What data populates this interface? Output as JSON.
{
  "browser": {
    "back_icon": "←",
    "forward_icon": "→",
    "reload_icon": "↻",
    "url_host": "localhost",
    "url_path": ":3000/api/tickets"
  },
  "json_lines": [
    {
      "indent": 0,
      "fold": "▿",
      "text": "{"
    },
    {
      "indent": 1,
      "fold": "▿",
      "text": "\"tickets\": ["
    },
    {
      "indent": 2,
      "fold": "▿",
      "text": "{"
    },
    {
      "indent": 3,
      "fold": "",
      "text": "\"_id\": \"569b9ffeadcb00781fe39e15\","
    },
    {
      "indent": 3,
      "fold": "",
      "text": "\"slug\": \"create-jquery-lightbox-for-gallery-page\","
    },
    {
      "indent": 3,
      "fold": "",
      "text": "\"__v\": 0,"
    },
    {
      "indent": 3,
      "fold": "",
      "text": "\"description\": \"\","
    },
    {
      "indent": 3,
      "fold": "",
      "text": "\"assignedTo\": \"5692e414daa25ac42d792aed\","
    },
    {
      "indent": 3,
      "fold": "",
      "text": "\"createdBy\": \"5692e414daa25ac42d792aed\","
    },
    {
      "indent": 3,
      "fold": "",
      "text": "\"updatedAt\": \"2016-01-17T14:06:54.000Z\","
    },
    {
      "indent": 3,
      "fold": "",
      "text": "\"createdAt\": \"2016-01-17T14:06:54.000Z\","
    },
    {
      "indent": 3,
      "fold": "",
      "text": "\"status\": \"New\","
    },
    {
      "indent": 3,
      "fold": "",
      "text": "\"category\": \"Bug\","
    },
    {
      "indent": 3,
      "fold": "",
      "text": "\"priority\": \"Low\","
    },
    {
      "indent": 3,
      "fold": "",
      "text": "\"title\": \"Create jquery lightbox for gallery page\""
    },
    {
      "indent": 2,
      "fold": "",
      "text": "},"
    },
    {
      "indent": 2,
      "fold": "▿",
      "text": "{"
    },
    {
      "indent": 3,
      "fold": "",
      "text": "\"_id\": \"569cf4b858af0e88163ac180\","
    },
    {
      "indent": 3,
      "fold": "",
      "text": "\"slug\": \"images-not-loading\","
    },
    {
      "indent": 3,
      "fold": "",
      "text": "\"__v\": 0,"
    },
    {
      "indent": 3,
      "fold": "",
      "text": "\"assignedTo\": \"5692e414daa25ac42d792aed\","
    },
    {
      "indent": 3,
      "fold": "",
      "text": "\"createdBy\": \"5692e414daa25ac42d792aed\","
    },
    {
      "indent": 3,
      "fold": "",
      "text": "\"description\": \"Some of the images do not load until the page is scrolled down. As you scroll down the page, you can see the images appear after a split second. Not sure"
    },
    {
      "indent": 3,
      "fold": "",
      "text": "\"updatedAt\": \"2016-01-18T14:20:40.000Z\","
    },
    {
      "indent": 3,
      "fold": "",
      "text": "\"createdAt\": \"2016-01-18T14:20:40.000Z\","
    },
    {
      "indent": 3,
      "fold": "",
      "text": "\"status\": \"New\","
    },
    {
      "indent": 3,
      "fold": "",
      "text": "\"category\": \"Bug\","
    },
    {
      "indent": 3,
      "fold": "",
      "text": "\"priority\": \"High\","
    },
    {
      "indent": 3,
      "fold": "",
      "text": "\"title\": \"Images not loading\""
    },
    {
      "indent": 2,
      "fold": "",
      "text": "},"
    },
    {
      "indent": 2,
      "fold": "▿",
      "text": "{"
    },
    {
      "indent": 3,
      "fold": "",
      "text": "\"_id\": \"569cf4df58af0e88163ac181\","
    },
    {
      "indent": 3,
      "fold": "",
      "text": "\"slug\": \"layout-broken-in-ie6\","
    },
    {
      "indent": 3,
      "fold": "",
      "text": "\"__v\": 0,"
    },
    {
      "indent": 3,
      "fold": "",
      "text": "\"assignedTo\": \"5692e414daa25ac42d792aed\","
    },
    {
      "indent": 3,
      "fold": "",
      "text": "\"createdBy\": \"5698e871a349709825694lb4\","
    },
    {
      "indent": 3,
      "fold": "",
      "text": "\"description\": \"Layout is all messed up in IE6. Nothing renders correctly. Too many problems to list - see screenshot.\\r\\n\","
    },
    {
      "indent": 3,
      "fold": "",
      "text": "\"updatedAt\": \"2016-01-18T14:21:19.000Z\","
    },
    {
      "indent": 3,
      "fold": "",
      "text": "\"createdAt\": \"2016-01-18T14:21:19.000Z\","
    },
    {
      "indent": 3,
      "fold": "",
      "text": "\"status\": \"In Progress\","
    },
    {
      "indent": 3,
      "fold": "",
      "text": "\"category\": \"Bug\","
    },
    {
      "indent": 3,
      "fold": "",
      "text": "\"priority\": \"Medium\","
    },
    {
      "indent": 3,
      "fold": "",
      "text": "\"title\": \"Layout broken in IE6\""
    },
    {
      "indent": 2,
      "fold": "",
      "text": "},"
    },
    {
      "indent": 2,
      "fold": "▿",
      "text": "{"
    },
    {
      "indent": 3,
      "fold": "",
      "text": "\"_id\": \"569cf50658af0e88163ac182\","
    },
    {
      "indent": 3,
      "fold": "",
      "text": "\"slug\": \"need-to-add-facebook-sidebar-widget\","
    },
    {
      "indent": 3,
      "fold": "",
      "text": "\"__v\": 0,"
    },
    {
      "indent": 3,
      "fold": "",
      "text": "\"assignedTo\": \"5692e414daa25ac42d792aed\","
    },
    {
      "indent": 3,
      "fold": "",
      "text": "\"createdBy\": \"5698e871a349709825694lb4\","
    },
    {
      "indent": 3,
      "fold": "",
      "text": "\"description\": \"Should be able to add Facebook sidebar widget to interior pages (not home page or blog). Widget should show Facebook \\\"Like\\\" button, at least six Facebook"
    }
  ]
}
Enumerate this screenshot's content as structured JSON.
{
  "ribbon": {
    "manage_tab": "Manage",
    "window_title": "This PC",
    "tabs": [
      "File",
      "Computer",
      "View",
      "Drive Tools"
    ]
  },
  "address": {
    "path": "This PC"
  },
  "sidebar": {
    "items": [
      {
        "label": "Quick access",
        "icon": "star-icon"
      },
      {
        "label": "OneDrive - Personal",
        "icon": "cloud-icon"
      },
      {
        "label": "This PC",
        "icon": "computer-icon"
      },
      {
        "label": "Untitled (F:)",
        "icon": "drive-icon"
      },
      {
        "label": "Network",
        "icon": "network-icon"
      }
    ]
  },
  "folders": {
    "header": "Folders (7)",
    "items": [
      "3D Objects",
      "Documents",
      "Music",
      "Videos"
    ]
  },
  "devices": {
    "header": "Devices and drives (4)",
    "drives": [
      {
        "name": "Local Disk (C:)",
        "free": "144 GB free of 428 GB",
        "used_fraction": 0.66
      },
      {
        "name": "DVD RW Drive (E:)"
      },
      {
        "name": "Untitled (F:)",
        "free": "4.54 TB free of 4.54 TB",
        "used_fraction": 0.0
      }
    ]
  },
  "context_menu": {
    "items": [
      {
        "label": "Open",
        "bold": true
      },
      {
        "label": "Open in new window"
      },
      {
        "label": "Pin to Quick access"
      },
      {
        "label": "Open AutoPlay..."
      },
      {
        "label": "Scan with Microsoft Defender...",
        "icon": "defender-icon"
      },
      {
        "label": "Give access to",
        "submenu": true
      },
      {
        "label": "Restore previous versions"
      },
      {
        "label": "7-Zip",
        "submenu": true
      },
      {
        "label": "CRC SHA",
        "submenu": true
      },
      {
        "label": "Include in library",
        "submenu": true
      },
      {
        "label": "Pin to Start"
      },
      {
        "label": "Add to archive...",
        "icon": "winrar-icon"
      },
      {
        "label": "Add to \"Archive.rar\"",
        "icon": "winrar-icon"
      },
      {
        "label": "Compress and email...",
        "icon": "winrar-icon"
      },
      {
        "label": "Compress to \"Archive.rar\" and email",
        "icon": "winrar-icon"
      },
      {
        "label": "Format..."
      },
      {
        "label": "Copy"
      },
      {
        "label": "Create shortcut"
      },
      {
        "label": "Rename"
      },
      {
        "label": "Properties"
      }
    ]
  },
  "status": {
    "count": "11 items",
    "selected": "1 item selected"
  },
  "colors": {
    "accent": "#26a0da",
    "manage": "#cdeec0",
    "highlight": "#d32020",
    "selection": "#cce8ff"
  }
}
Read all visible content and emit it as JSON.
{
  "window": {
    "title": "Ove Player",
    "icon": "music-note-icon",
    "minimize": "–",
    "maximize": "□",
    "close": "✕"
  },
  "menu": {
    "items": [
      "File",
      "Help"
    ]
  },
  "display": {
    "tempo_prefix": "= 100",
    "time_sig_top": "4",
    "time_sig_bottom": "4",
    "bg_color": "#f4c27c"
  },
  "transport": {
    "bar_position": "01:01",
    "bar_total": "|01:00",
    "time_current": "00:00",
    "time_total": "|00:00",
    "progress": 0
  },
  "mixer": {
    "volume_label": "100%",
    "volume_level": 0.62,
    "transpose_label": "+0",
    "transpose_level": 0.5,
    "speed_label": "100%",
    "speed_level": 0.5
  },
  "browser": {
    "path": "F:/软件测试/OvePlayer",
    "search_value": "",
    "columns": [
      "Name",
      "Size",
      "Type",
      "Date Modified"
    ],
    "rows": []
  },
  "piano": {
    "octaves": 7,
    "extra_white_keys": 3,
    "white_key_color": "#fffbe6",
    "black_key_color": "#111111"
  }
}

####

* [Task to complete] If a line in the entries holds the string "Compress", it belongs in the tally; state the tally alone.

* [Result for this exercise] 2